I too use the ricecooker as a steamer. Makes the perfect steamed mushrooms and other vegies that goes with a huge steak.
My toaster is still in the basement, but I did pull it out when the in-laws were visiting. I tried my darndest to give them delicious primal meals, but alas I also ended up making them bread (at least I avoided letting them buy crappy bread from the store). It's fine to leave it down there I suppose for those kinds of occassions, as it's not taking up counter space anymore! I guess if you made primal waffles or pancakes they would be good in the toaster, but I've only done shredded coconut pancakes which heat up better on the stove.
I don't have a toaster anymore, still have the toaster oven, but can't remember the last time I used it. I keep it for incase I want to warm up something small... Still have and use the microwave though.
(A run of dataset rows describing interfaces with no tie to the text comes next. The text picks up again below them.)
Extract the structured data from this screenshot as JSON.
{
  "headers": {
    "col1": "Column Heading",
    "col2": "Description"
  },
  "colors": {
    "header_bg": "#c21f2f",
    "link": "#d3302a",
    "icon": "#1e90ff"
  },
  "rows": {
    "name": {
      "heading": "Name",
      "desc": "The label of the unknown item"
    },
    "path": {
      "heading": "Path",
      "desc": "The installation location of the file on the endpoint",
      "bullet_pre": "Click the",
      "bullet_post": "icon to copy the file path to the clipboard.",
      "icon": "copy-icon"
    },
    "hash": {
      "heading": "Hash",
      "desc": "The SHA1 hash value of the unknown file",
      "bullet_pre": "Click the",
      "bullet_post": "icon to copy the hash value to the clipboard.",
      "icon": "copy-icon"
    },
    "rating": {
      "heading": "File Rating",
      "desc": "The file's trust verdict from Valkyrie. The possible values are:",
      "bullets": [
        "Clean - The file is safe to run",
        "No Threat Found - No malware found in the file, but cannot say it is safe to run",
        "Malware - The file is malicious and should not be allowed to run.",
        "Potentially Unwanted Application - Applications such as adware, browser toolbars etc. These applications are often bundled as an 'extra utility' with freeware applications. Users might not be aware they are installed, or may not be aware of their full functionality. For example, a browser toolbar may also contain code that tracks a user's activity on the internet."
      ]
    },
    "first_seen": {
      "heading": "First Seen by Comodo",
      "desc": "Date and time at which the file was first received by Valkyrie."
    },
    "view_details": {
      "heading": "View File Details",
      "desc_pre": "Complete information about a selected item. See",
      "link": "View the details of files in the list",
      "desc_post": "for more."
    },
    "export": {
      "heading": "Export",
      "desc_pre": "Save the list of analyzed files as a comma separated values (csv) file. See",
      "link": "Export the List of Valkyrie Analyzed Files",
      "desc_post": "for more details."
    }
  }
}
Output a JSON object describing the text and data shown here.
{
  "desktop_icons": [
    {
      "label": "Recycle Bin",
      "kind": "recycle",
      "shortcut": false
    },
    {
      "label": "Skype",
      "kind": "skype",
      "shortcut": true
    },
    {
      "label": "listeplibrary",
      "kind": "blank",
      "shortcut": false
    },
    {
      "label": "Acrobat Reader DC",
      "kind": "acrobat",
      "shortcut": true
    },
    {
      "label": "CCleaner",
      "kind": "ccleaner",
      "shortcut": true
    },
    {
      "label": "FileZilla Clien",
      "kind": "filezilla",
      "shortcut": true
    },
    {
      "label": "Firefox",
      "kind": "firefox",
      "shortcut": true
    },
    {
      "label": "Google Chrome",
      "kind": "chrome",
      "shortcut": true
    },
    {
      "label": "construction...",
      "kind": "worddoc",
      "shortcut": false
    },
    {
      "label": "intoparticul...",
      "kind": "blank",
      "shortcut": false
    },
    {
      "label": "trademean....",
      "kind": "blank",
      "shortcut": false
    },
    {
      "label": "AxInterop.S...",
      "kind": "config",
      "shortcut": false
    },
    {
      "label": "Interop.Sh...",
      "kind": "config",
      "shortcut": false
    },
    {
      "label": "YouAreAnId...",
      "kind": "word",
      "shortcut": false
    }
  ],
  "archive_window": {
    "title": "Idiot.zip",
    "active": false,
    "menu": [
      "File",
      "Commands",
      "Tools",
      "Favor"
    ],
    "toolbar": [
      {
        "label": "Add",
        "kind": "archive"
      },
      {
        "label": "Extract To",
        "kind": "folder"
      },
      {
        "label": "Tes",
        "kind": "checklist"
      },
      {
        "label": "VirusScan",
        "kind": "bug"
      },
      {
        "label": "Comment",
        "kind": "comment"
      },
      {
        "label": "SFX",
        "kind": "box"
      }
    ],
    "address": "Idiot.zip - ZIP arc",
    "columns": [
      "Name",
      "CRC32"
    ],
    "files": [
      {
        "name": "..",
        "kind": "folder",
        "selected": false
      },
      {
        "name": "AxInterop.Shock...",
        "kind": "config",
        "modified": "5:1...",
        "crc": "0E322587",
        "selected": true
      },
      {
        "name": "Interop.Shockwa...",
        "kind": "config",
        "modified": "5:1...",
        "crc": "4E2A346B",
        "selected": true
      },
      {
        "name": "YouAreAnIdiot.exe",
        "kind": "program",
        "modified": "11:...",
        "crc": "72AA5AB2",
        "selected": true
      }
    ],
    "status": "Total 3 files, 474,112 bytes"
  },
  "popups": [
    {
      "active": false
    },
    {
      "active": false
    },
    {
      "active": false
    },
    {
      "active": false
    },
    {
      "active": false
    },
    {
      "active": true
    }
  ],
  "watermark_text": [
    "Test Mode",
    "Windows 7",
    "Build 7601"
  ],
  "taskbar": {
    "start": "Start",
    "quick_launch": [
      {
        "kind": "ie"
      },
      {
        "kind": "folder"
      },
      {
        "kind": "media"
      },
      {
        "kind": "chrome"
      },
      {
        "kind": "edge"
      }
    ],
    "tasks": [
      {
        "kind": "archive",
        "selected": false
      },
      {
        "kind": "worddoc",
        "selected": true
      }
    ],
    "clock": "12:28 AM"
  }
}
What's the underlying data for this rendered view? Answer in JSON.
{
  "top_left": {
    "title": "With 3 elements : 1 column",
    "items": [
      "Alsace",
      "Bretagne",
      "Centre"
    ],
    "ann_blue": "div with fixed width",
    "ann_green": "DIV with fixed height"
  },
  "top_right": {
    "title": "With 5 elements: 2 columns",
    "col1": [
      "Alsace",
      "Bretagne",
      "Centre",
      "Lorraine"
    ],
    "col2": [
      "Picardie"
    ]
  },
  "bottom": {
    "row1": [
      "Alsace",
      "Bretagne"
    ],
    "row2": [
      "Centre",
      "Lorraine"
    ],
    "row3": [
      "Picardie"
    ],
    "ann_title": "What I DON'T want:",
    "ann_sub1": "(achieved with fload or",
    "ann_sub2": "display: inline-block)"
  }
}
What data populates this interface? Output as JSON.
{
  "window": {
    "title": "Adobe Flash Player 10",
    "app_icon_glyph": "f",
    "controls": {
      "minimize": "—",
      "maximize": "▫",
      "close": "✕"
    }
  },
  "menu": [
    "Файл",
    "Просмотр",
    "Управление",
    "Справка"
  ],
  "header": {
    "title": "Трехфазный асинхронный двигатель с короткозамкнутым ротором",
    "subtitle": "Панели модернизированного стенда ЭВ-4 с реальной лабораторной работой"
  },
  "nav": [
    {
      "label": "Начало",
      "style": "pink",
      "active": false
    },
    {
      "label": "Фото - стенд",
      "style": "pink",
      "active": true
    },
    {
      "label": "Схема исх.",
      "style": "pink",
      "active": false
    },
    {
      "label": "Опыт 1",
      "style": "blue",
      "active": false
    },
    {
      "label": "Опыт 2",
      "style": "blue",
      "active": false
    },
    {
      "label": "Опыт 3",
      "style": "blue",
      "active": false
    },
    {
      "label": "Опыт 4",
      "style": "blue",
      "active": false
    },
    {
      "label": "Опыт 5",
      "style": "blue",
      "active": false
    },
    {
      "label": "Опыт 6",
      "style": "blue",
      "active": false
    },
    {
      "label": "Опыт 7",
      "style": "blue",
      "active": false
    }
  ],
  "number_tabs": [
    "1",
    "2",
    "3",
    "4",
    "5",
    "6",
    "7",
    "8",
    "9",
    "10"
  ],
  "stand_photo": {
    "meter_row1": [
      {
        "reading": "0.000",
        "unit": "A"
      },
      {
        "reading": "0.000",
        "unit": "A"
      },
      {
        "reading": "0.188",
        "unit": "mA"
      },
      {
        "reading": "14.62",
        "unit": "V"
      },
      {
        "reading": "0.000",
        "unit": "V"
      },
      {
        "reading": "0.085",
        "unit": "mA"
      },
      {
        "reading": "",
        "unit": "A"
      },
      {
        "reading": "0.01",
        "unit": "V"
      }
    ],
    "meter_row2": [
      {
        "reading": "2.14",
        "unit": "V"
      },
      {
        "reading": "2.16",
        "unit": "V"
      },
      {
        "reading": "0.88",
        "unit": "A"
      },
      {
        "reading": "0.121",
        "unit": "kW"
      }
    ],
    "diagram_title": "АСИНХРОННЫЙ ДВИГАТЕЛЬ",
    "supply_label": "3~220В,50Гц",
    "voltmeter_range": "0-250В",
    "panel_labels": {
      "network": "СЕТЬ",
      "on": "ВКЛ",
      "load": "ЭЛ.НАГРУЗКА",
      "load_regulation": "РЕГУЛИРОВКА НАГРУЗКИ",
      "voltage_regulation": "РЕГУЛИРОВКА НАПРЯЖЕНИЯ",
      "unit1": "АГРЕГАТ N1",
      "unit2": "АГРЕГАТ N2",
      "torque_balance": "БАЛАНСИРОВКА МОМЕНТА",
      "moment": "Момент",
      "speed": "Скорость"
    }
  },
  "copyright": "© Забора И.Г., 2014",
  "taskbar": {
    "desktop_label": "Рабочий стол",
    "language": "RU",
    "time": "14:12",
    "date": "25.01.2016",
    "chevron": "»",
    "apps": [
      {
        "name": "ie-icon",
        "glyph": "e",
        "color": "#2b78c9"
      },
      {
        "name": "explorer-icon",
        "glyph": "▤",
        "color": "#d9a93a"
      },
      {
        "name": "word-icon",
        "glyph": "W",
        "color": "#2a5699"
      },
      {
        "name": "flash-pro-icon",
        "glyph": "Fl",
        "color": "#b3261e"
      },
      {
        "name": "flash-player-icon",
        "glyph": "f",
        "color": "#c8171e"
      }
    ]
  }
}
I fortunately have enough counter space to keep out the mixer, food processor, and crock pot full time. It's funny though, my most used "appliance" would have to be the big block cutting board hehehe It has a permanent spot between my sink and stove.
Yeah, I've still got my bread maker. I just got it like two years ago as a present - I was so freaking excited about it too. I use my microwave to heat up soup & things, though, so I'll be keeping that. I suppose I should let my rice cooker, toaster, & bread machine move on to someone else...
For a somewhat more Primal cooking appliance, perhaps a rocket stove? My sister just gave me this one for my birthday.
The plain, one-door model. I'm planning to make a little table out on the deck, topped with cement pavers, to provide a convenient platform for using this rocket stove and also (on sunny days) the solar oven. No leaning over, everything easily within reach, and some extra (fireproof) room on the table for setting pots and pans and casserole dishes. One could keep the prepared fuel (small sticks, mostly, extremely dry) in a rack far enough underneath the table that sparks, etc. from the stove couldn't reach them. A fire extinguisher on the lower shelf. And the smallest kindling in a big covered tin, like the one which contained the atrocious popcorn some kids sold for a school project a few years ago. (If I do that again, [encourage the youth] I plan to keep the tin and compost the popcorn.)
This is a neat company. You can buy one stove, and they will give another stove to someone in the Third World, so they can stop breathing smoke and hauling huge loads of firewood for miles each day, or spending most of their meager incomes on kerosene for cooking.
I like this idea, that I can keep my garden trimmings, rose bush canes, pruned grape vines, tree prunings, and little sticks picked up on walks in open forest land, cut them to about a foot long, dry them till they are completely dry, and then turn them to heat and wood ash (for the garden.) All outdoors in the summer or spring or fall, when it is too much bother to fire up the masonry stove, and especially when it is too hot to want to cook indoors, heating up the kitchen.
It seems in some way Grokish, even though the Grok family didn't have a garden and use wood ash in it.
This stove might be a natural for roasting peppers on an open flame to char and remove the skins. Small, uses little fuel, can run clean and hot with very little smoke after a minute or so when the fire first starts. Using the right kind of wood for roasting the peppers, one might end up with something resembling chipotle.
P.S. This stove might also come in very handy in case of power failures.
Most Regretted Appliance: my Champion juicer, still sitting in the cabinet under the kitchen island. And here I thought it was a benefit that someday I might want to buy the flour-grinding attachment for it. I did like that juicer, though I haven't used it in years. Now juices seem too carbi-ish, especially carrot juice.